Last month, the government attributed a scarcity of food and toilet paper to a U.S. "economic war" aided by "fascist" co-conspirators in the Venezuelan opposition. As a result, Maduro ordered the national guard to infiltrate a large toilet paper factory on Sept. 20 to check for irregularities in production.

That same month, more than half of Venezuela was left without power due to an electrical blackout. Even though the country's strained power grid has lacked basic upkeep for years, Maduro blamed the opposition and conspiring capitalists. In September, he blamed a refinery explosion in August 2012 on the country's enemies, including American embassy officials, waging a "war against the economy."

Last week, he canceled his trip to New York for the United Nations General Assembly meeting due to alleged plots to harm him. "The clan, the mafia of Otto Reich, and Roger Noriega once again had planned a crazy, terrible provocation that can't be described in any other way," Maduro said, a reference to two former U.S. officials.

Perhaps most famously, Maduro accused U.S. officials of plotting to destabilize Venezuela hours before he announced the end of Chavez's losing battle with cancer.

The spate of accusations has led experts to look decisively toward the Dec. 8 nationwide municipal elections as evidence of Maduro's erratic behavior. "Given the political contestation in Venezuela over the outcome of the presidential elections in April, these municipal elections are likely to be seen as a referendum on Maduro's government," Harold Trinkunas, a senior fellow at the Brookings Institution, told The Cable. "President Maduro may calculate that accusing the United States of fomenting plots against him still has value as a means to reinforce domestic support for his government."

Duddy -- the former ambassador who himself was ousted by Chávez in an epithet-filled speech in 2008 -- said the economy can't be ignored. "It's important to note just how badly things are going domestically for Maduro," he said. "Inflation is now running at about 45 percent. The dollar, on the parallel market, is trading at multiples of the official rate. Hundreds of percent higher. Violent crime in the country is extraordinarily high. Caracas may well be the most violent capital city anywhere in a country not at war."

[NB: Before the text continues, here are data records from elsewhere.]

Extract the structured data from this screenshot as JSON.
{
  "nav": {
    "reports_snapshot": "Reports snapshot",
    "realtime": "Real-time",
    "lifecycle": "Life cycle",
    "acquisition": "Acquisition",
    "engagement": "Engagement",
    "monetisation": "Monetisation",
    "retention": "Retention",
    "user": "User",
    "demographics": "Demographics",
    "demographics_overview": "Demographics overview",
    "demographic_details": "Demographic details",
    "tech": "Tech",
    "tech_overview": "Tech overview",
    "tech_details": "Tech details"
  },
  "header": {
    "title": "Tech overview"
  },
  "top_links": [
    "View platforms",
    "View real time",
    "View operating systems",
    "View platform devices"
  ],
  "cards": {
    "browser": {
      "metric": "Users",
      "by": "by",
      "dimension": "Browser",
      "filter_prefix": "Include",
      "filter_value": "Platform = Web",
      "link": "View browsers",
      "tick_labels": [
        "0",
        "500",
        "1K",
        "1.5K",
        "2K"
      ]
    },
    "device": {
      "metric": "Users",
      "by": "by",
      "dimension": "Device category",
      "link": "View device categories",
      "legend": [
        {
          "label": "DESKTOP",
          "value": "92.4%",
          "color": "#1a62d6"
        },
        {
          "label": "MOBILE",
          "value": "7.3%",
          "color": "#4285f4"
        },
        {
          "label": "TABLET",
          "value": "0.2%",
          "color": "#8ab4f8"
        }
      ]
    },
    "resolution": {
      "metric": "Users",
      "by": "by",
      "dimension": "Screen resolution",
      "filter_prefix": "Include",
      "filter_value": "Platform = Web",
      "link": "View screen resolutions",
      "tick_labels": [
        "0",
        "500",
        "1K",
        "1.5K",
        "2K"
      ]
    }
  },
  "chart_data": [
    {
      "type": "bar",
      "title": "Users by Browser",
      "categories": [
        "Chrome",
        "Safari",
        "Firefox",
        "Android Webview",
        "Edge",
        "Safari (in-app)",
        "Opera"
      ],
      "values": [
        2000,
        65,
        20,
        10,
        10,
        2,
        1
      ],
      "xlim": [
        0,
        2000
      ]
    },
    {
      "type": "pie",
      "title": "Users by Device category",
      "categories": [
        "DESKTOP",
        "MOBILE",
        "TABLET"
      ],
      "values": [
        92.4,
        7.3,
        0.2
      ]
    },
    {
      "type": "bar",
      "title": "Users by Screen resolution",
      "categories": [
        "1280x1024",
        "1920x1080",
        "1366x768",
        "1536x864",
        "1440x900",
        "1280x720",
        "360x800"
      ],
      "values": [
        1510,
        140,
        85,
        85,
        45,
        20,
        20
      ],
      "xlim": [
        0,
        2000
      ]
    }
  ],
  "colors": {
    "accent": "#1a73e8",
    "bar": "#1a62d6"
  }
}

"The government is facing a very, very difficult domestic situation and is inclined to search for scapegoats," he added.

Meanwhile, with respective embassies in Caracas and Washington gutted, the two nations are left without senior representation to engage in the protocol-obsessed world of international diplomacy. Though Maduro is now asking President Barack Obama to address his grievance, the United States is showing no signs of acquiescence.

State Department spokeswoman Jen Psaki insists U.S. diplomats "were there conducting normal diplomatic engagement, as we've said in the past, and [that] should come as no surprise."

In a press conference in Caracas before her 48-hour deadline to leave expired, U.S. Chargé d'affaires Kelly Keiderling denied any attempt in sabotage the government. "It is true. We met with Venezuelans," she said. "These meetings with civil society can be with [the independent election monitoring group] Súmate, they can be with a group of women, with mothers who have lost children, or with an environmental group that wants to lobby for cleaning a park," she said. "If we aren't talking with these people, we aren't doing our jobs."